The South African Institute for International Affairs has worked extensively on APRM and followed the experiences of civil society in all the early countries. It is clear that all the participating governments are greatly tempted to control the process, to name friends to the civil society panels, and to try to ensure a favourable report by controlling the editing process.
To allow this temptation to go unchallenged would guarantee APRM’s failure in its aim of catalysing a new form of policy discourse in Africa. Succumbing to this government-must-edit temptation renders the process a form of pseudo consultation designed to give the appearance of seeking input while making sure that nothing too damning gets into print.
At her press conference, the minister waved the government’s study of the first 10 years of democracy as if to say, “We have already done the work. All we would have to do is hand this in and we would be done.”
That is a gross oversimplification of the kind of analysis APRM seeks.
The 10-year review, for example, lists government initiatives on corruption but makes no analysis of the efficacy of these solutions. Nor does it assess any of the remaining systemic weaknesses. It says not a word about the lack of regulation of political party financing and how it induces conflicts of interest and corruption. It says nothing about how to stop nepotism; surveys indicating which branches of government are most plagued by corruption; systemic difficulties in prosecuting senior officials; or how the party list system and party solidarity have eviscerated parliament as a check on corruption and executive power.

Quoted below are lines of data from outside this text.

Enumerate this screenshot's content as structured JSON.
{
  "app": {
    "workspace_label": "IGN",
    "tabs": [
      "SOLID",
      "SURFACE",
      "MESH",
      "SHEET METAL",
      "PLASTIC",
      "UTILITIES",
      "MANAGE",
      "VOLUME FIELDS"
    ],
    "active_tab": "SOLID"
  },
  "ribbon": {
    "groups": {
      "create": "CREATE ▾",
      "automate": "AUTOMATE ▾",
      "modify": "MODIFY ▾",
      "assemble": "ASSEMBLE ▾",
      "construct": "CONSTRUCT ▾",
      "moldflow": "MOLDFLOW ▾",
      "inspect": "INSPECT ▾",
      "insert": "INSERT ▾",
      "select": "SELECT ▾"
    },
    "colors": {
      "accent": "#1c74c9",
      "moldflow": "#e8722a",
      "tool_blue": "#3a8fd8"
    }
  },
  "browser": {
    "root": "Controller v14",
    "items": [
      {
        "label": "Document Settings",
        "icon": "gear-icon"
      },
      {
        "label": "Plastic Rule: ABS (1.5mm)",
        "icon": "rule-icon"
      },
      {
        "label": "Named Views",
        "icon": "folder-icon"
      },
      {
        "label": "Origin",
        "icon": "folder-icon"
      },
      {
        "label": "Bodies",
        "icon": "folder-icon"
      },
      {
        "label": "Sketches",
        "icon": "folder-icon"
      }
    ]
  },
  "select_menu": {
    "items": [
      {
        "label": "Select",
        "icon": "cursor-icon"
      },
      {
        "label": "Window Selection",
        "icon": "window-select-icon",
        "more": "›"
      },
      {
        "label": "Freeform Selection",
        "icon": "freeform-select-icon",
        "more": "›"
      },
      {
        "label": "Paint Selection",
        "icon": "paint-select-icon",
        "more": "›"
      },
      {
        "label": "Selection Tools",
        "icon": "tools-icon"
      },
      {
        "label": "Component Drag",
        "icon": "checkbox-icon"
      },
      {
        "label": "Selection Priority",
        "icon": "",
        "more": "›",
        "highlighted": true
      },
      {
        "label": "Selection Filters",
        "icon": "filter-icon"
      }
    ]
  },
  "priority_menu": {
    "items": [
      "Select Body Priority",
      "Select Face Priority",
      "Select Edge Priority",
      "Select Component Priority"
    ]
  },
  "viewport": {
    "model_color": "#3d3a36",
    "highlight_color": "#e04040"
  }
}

That is the kind of analysis APRM calls for, not merely a list of the national bragging rights. Admittedly, those are sensitive issues but we will never solve our problems unless we learn to talk about them. For APRM to work, governments must have the courage to let the good and the bad news out. It also requires that opposition parties and the media act in an atmosphere of mutual respect
and use APRM to hold government accountable, but not as a stick to beat it with.
If the government tries to make APRM into a triumphant score card and seeks to retain government control of the process, it will be in violation of the advice given to other countries and will set a very bad precedent for the continent. If government wants real public support, it must cede control of the editing, writing and consultation process to a public panel dominated by civil society. It also must allow the panel ample time to craft its report and consult widely about the report after it is written, not merely before.